Leah Libresco Sergeant Y’11 contemplates Yale’s renaming of Calhoun College, and observes that, in a peculiar way, the Jacobins and their toadies are really honoring John C. Calhoun.
Late last week, Yale announced that it would remove the name of John C. Calhoun from one of its residential collegesâ€”but clarified that the name would not be expunged wherever it was literally written in stone as part of the buildingâ€™s architecture. While the college will officially bear the new name of Grace Hopper College, honoring a pioneering computer scientist and veteran, to chisel off Calhounâ€™s name would be to neglect the â€œobligation not to efface the history.â€ (It would be expensive, to boot.)
Other than the physical presence of the name, thereâ€™s little else to erase about Calhoun. The drawn-out fights (and serial committees) questioning the appropriateness of Calhounâ€™s name miss how little tradition exists to be expungedâ€”in Calhounâ€™s namesake college, or in any of the other Yale colleges.

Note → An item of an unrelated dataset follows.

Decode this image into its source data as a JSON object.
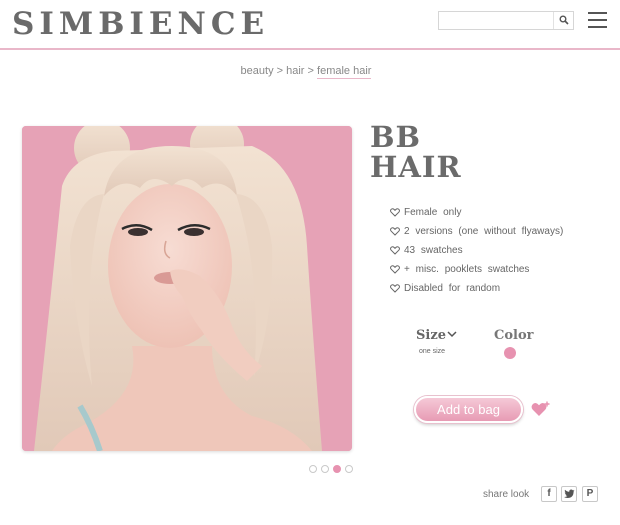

When I was an undergraduate, John C. Calhoun went largely unmentioned and unthought of in residential college life. If the college had instead been named (as a puckish friend suggested) for William Barron Calhoun (Yale class of 1814, a lawyer and politician from Massachusetts, ardent opponent of slavery), nothing about the day-to-day life of the college would have been different.
Yaleâ€™s residential colleges derive very little personality from their namesakes, or from anything else. Freshmen are assigned to them randomly, which prevents the colleges from developing reputations (as â€œthe arty oneâ€ or â€œthe sporty oneâ€). And Yaleâ€™s goal in recent years has been to homogenize the residential colleges even further, pooling money that alumni had given to their own colleges and distributing it equally, so that no college may have more or do more than another. …
Why have a namesake at all, if the college is not to be colored by his or her character? In my own college, Jonathan Edwards, there was never a mention of the Puritan preacherâ€™s theologyâ€”except that our intramural team was called the Spiders, a reference to his â€œSinners in the Hands of an Angry Godâ€ sermon. Jonathan Edwardsâ€™s theology exists for J.E. students only as a quaint, even comical, historical artifact. Why give a man the trappings of honor without ceding him any respect?
John C. Calhoun, in being removed, was awarded an odd sort of honor: His ideas were treated as relevant and dangerous. …